HFB will periodically spotlight one of our alumni. If you are interested in being highlighted please contact Miriam Doyle at firstname.lastname@example.org.
Name: Amy Stromme
Year(s) in Hands for a Bridge: 2009-2010
School Affiliation: University of Puget Sound
Post-secondary school education and/or work, and future plans:
After graduating from Roosevelt High School in 2010, I enrolled at University of Puget Sound. There, I majored in International Political Economy with an emphasis in Global Development. In my senior year my favorite professor, Nick Kontogeorgopolus, recruited me to work for a non profit, called Teach Thailand Corps. TTC places English teachers in communities that wouldn’t typically be able to afford or attract teachers. So the day after I graduated in 2014, I boarded a plane and headed for Bamnet-Narong Chaiyaphum, Thailand where I would write my own English curriculum, teach 5 classes a day, 5 days a week in two schools in different villages, and developed a lasting love for service. When I returned from Thailand I continued in this trajectory, volunteering overnight with my church’s women’s shelter, and eventually taking a position as an AmeriCorps member with United Way of King County. In that role my partner, Jess Walton, and I were tasked with increasing food security for low income students at Wing Luke Elementary School. By implementing the nationally recognized Breakfast after the Bell program, we were able to increase breakfast participation by 300% at the elementary school, a difference of 100 more students eating breakfast each morning. Looking forward I hope to eventually get my masters in social work and am currently looking for work in nonprofits in the city that work to combat homelessness.

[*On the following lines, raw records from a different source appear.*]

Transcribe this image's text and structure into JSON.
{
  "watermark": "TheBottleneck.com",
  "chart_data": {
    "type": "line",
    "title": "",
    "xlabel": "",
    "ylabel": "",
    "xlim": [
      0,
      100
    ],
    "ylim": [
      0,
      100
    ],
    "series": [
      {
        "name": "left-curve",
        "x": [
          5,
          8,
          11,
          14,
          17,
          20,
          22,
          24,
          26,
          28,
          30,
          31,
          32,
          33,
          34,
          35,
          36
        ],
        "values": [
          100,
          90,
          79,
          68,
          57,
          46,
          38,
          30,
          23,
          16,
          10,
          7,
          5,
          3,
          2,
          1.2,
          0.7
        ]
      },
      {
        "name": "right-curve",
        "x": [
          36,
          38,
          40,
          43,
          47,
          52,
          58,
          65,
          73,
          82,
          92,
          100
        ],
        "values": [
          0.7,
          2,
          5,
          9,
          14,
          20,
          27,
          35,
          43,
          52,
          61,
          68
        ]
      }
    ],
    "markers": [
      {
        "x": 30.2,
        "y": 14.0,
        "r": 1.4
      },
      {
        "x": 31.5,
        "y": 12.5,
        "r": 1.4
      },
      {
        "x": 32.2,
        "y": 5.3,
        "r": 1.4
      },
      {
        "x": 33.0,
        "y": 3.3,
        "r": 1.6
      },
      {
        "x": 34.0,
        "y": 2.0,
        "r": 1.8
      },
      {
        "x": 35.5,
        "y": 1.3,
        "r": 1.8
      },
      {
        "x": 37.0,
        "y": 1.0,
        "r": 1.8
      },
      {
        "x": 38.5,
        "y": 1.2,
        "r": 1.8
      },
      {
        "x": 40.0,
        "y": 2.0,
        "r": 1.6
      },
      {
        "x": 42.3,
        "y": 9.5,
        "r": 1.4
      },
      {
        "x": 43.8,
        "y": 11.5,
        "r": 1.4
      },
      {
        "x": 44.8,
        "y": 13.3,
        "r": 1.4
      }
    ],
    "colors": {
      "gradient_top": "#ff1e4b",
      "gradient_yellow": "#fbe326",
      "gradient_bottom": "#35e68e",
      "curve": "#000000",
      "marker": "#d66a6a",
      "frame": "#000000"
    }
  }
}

Hands for a Bridge was a critical experience in my high school years! It planted in me an early commitment to social justice, and challenged me to recognize my responsibility not only as an American, but as a global citizen. I think HFB was the first place where I was asked to take a real inventory of my identity and think about how that relates to others inside and outside my immediate communities. I also loved the emphasis HFB put on art and dialogue. I remember HFB always being a safe place to ask questions, explore ideas, and speak my mind. In college, when I was selecting a major, a friend told me about the International Political Economy department. IPE immediately appealed to my interests but the deciding factor was when my mother asked me, “Doesn’t that major sound a lot like your old HFB program?” If it weren’t for HFB I think I would have pursued my original plan, an Art History and Business double major, and I would be looking ahead to a future in curatorial work in an institution. Instead, I committed to IPE, and I want to be a change agent in Seattle. This is single example of it’s impact, but I earnestly think I might be a different woman if it weren’t for HFB.